**PROBLEM DESCRIPTION:** What follows is a set of records; restate each one word for word and drop the pictures.

**DATA FOR REVIEW:**
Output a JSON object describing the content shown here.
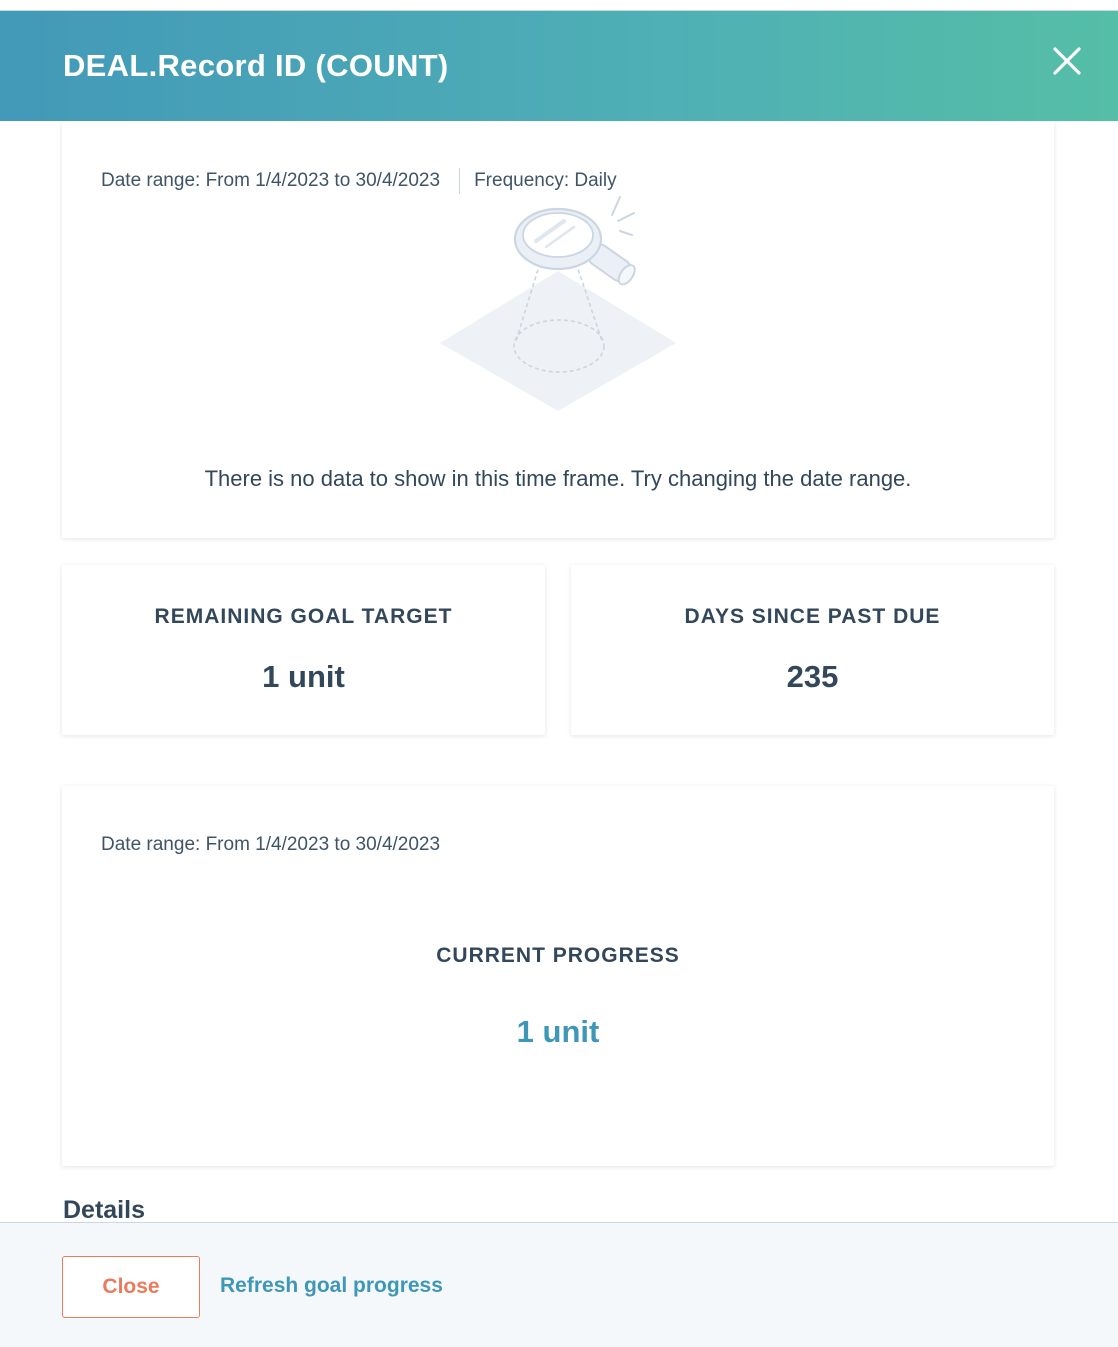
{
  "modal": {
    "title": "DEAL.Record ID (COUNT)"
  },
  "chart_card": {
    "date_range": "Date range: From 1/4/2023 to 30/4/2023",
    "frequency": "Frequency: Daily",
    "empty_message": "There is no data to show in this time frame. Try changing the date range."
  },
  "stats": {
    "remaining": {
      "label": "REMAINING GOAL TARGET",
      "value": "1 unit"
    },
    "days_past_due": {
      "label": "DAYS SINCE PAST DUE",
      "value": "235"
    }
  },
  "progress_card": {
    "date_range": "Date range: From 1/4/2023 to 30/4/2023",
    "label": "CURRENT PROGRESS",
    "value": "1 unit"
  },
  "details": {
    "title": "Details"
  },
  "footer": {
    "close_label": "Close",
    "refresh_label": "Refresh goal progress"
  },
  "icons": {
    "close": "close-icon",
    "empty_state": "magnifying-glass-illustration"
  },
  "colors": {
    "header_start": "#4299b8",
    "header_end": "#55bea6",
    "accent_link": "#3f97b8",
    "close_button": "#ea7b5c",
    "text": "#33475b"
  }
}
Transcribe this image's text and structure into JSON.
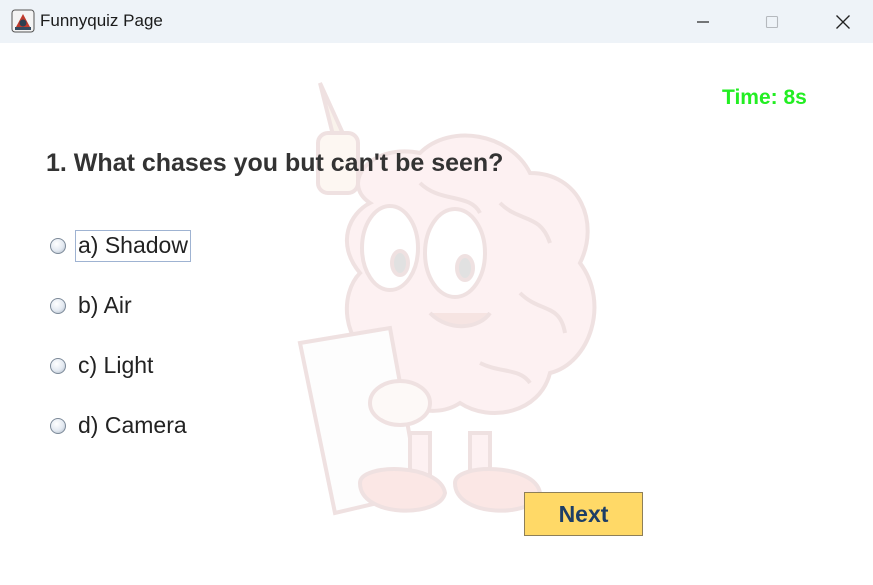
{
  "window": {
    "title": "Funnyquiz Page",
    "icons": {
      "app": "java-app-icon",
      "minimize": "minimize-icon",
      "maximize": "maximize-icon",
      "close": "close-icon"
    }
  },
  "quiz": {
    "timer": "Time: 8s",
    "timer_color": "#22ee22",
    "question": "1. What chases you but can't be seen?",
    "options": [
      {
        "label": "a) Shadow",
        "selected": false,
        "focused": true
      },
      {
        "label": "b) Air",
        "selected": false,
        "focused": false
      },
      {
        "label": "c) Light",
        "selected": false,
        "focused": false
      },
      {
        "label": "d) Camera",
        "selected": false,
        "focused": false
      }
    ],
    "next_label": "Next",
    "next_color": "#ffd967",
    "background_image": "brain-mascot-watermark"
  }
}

**ANSWER TO THE PROBLEM:**
Output a JSON object describing the content shown here.
{
  "modal": {
    "title": "DEAL.Record ID (COUNT)"
  },
  "chart_card": {
    "date_range": "Date range: From 1/4/2023 to 30/4/2023",
    "frequency": "Frequency: Daily",
    "empty_message": "There is no data to show in this time frame. Try changing the date range."
  },
  "stats": {
    "remaining": {
      "label": "REMAINING GOAL TARGET",
      "value": "1 unit"
    },
    "days_past_due": {
      "label": "DAYS SINCE PAST DUE",
      "value": "235"
    }
  },
  "progress_card": {
    "date_range": "Date range: From 1/4/2023 to 30/4/2023",
    "label": "CURRENT PROGRESS",
    "value": "1 unit"
  },
  "details": {
    "title": "Details"
  },
  "footer": {
    "close_label": "Close",
    "refresh_label": "Refresh goal progress"
  },
  "icons": {
    "close": "close-icon",
    "empty_state": "magnifying-glass-illustration"
  },
  "colors": {
    "header_start": "#4299b8",
    "header_end": "#55bea6",
    "accent_link": "#3f97b8",
    "close_button": "#ea7b5c",
    "text": "#33475b"
  }
}
Transcribe this image's text and structure into JSON.
{
  "window": {
    "title": "Funnyquiz Page",
    "icons": {
      "app": "java-app-icon",
      "minimize": "minimize-icon",
      "maximize": "maximize-icon",
      "close": "close-icon"
    }
  },
  "quiz": {
    "timer": "Time: 8s",
    "timer_color": "#22ee22",
    "question": "1. What chases you but can't be seen?",
    "options": [
      {
        "label": "a) Shadow",
        "selected": false,
        "focused": true
      },
      {
        "label": "b) Air",
        "selected": false,
        "focused": false
      },
      {
        "label": "c) Light",
        "selected": false,
        "focused": false
      },
      {
        "label": "d) Camera",
        "selected": false,
        "focused": false
      }
    ],
    "next_label": "Next",
    "next_color": "#ffd967",
    "background_image": "brain-mascot-watermark"
  }
}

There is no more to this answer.